Website and app data records
<<<<
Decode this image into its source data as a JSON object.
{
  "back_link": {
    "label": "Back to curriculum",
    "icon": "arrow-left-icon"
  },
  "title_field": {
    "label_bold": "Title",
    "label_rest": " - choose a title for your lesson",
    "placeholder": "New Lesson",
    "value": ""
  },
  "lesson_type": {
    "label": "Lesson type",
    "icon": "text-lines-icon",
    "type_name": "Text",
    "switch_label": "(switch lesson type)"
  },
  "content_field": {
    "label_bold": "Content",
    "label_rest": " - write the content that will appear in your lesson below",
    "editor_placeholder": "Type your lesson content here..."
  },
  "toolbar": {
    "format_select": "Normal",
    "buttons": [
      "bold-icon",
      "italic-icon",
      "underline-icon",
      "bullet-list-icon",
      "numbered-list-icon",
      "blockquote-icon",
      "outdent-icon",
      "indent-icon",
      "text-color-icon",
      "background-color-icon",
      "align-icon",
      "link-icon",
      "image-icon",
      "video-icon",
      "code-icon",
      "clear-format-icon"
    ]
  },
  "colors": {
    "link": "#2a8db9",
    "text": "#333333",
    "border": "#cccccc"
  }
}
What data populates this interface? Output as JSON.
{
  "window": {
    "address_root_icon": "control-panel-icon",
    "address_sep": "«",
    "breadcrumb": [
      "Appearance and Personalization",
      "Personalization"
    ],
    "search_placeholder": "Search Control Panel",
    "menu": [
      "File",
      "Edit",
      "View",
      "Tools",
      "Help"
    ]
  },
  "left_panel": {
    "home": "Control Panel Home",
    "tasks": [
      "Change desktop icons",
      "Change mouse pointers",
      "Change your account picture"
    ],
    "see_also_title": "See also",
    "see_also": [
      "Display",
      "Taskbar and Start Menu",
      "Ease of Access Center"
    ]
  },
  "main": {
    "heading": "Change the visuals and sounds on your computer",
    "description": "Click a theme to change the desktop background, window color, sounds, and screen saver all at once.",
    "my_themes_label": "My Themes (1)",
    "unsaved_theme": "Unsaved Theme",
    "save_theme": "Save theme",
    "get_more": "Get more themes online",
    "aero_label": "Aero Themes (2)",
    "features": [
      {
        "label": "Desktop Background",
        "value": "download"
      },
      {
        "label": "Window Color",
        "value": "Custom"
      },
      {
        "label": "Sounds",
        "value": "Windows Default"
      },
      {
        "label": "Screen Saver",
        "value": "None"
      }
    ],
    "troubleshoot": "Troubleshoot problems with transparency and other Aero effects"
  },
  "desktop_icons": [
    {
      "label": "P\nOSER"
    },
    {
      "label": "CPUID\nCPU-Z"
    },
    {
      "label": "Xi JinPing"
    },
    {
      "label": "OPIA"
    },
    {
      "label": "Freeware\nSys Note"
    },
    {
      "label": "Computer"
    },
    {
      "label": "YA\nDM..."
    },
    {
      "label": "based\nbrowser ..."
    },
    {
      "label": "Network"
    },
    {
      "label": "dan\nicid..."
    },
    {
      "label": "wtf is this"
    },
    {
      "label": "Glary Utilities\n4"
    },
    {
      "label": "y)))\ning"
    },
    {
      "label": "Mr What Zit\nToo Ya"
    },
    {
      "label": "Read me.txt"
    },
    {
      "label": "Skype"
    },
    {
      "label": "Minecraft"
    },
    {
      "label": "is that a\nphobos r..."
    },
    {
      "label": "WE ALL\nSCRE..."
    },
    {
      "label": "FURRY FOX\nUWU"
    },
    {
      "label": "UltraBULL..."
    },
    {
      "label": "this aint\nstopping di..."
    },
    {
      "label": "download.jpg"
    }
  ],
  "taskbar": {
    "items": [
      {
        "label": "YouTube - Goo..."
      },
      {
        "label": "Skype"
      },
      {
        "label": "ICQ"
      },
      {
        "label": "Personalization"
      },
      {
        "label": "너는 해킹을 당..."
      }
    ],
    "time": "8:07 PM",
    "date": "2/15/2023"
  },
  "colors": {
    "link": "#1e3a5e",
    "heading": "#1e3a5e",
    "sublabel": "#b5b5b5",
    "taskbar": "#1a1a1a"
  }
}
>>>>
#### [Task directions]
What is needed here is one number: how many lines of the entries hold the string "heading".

#### [Expected output]
2